++++ SOURCE MATERIAL ++++
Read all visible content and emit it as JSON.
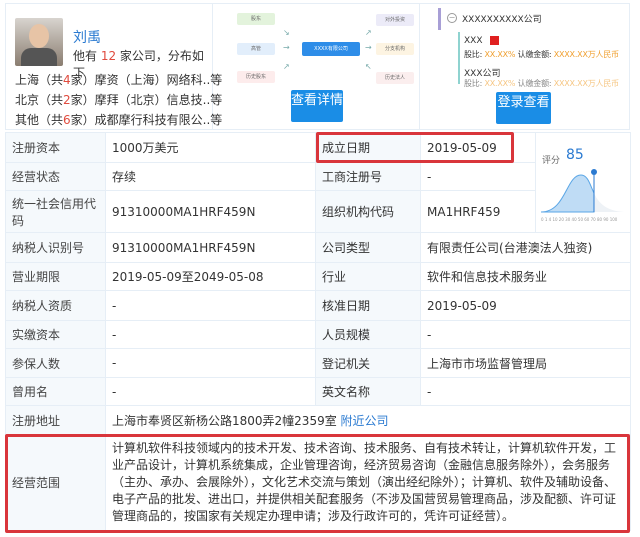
{
  "person": {
    "name": "刘禹",
    "count_prefix": "他有 ",
    "count": "12",
    "count_suffix": " 家公司，分布如下",
    "distribution": [
      {
        "pre": "上海（共",
        "n": "4",
        "post": "家）摩资（上海）网络科..等"
      },
      {
        "pre": "北京（共",
        "n": "2",
        "post": "家）摩拜（北京）信息技..等"
      },
      {
        "pre": "其他（共",
        "n": "6",
        "post": "家）成都摩行科技有限公..等"
      }
    ]
  },
  "diagram": {
    "left": [
      "股东",
      "高管",
      "历史股东"
    ],
    "center": "XXXX有限公司",
    "right": [
      "对外投资",
      "分支机构",
      "历史法人"
    ],
    "button": "查看详情"
  },
  "shareholder": {
    "company": "XXXXXXXXXX公司",
    "items": [
      {
        "name": "XXX",
        "ratio_label": "股比:",
        "ratio": "XX.XX%",
        "amount_label": "认缴金额:",
        "amount": "XXXX.XX万人民币"
      },
      {
        "name": "XXX公司",
        "ratio_label": "股比:",
        "ratio": "XX.XX%",
        "amount_label": "认缴金额:",
        "amount": "XXXX.XX万人民币"
      }
    ],
    "button": "登录查看"
  },
  "score": {
    "label": "评分",
    "value": "85",
    "ticks": [
      "0",
      "1",
      "4",
      "10",
      "20",
      "30",
      "40",
      "50",
      "60",
      "70",
      "80",
      "90",
      "100"
    ],
    "marker": 85
  },
  "rows": {
    "reg_capital": {
      "label": "注册资本",
      "value": "1000万美元"
    },
    "found_date": {
      "label": "成立日期",
      "value": "2019-05-09"
    },
    "status": {
      "label": "经营状态",
      "value": "存续"
    },
    "reg_no": {
      "label": "工商注册号",
      "value": "-"
    },
    "credit_code": {
      "label": "统一社会信用代码",
      "value": "91310000MA1HRF459N"
    },
    "org_code": {
      "label": "组织机构代码",
      "value": "MA1HRF459"
    },
    "tax_id": {
      "label": "纳税人识别号",
      "value": "91310000MA1HRF459N"
    },
    "company_type": {
      "label": "公司类型",
      "value": "有限责任公司(台港澳法人独资)"
    },
    "term": {
      "label": "营业期限",
      "value": "2019-05-09至2049-05-08"
    },
    "industry": {
      "label": "行业",
      "value": "软件和信息技术服务业"
    },
    "tax_quality": {
      "label": "纳税人资质",
      "value": "-"
    },
    "approve_date": {
      "label": "核准日期",
      "value": "2019-05-09"
    },
    "paid_capital": {
      "label": "实缴资本",
      "value": "-"
    },
    "staff_size": {
      "label": "人员规模",
      "value": "-"
    },
    "insured": {
      "label": "参保人数",
      "value": "-"
    },
    "authority": {
      "label": "登记机关",
      "value": "上海市市场监督管理局"
    },
    "former_name": {
      "label": "曾用名",
      "value": "-"
    },
    "en_name": {
      "label": "英文名称",
      "value": "-"
    },
    "address": {
      "label": "注册地址",
      "value": "上海市奉贤区新杨公路1800弄2幢2359室",
      "link": "附近公司"
    },
    "scope": {
      "label": "经营范围",
      "value": "计算机软件科技领域内的技术开发、技术咨询、技术服务、自有技术转让，计算机软件开发，工业产品设计，计算机系统集成，企业管理咨询，经济贸易咨询（金融信息服务除外），会务服务（主办、承办、会展除外），文化艺术交流与策划（演出经纪除外）；计算机、软件及辅助设备、电子产品的批发、进出口，并提供相关配套服务（不涉及国营贸易管理商品，涉及配额、许可证管理商品的，按国家有关规定办理申请；涉及行政许可的，凭许可证经营）。"
    }
  }
}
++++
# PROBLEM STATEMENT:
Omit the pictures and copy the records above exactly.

# PROBLEM SOLUTION:
Read all visible content and emit it as JSON.
{
  "person": {
    "name": "刘禹",
    "count_prefix": "他有 ",
    "count": "12",
    "count_suffix": " 家公司，分布如下",
    "distribution": [
      {
        "pre": "上海（共",
        "n": "4",
        "post": "家）摩资（上海）网络科..等"
      },
      {
        "pre": "北京（共",
        "n": "2",
        "post": "家）摩拜（北京）信息技..等"
      },
      {
        "pre": "其他（共",
        "n": "6",
        "post": "家）成都摩行科技有限公..等"
      }
    ]
  },
  "diagram": {
    "left": [
      "股东",
      "高管",
      "历史股东"
    ],
    "center": "XXXX有限公司",
    "right": [
      "对外投资",
      "分支机构",
      "历史法人"
    ],
    "button": "查看详情"
  },
  "shareholder": {
    "company": "XXXXXXXXXX公司",
    "items": [
      {
        "name": "XXX",
        "ratio_label": "股比:",
        "ratio": "XX.XX%",
        "amount_label": "认缴金额:",
        "amount": "XXXX.XX万人民币"
      },
      {
        "name": "XXX公司",
        "ratio_label": "股比:",
        "ratio": "XX.XX%",
        "amount_label": "认缴金额:",
        "amount": "XXXX.XX万人民币"
      }
    ],
    "button": "登录查看"
  },
  "score": {
    "label": "评分",
    "value": "85",
    "ticks": [
      "0",
      "1",
      "4",
      "10",
      "20",
      "30",
      "40",
      "50",
      "60",
      "70",
      "80",
      "90",
      "100"
    ],
    "marker": 85
  },
  "rows": {
    "reg_capital": {
      "label": "注册资本",
      "value": "1000万美元"
    },
    "found_date": {
      "label": "成立日期",
      "value": "2019-05-09"
    },
    "status": {
      "label": "经营状态",
      "value": "存续"
    },
    "reg_no": {
      "label": "工商注册号",
      "value": "-"
    },
    "credit_code": {
      "label": "统一社会信用代码",
      "value": "91310000MA1HRF459N"
    },
    "org_code": {
      "label": "组织机构代码",
      "value": "MA1HRF459"
    },
    "tax_id": {
      "label": "纳税人识别号",
      "value": "91310000MA1HRF459N"
    },
    "company_type": {
      "label": "公司类型",
      "value": "有限责任公司(台港澳法人独资)"
    },
    "term": {
      "label": "营业期限",
      "value": "2019-05-09至2049-05-08"
    },
    "industry": {
      "label": "行业",
      "value": "软件和信息技术服务业"
    },
    "tax_quality": {
      "label": "纳税人资质",
      "value": "-"
    },
    "approve_date": {
      "label": "核准日期",
      "value": "2019-05-09"
    },
    "paid_capital": {
      "label": "实缴资本",
      "value": "-"
    },
    "staff_size": {
      "label": "人员规模",
      "value": "-"
    },
    "insured": {
      "label": "参保人数",
      "value": "-"
    },
    "authority": {
      "label": "登记机关",
      "value": "上海市市场监督管理局"
    },
    "former_name": {
      "label": "曾用名",
      "value": "-"
    },
    "en_name": {
      "label": "英文名称",
      "value": "-"
    },
    "address": {
      "label": "注册地址",
      "value": "上海市奉贤区新杨公路1800弄2幢2359室",
      "link": "附近公司"
    },
    "scope": {
      "label": "经营范围",
      "value": "计算机软件科技领域内的技术开发、技术咨询、技术服务、自有技术转让，计算机软件开发，工业产品设计，计算机系统集成，企业管理咨询，经济贸易咨询（金融信息服务除外），会务服务（主办、承办、会展除外），文化艺术交流与策划（演出经纪除外）；计算机、软件及辅助设备、电子产品的批发、进出口，并提供相关配套服务（不涉及国营贸易管理商品，涉及配额、许可证管理商品的，按国家有关规定办理申请；涉及行政许可的，凭许可证经营）。"
    }
  }
}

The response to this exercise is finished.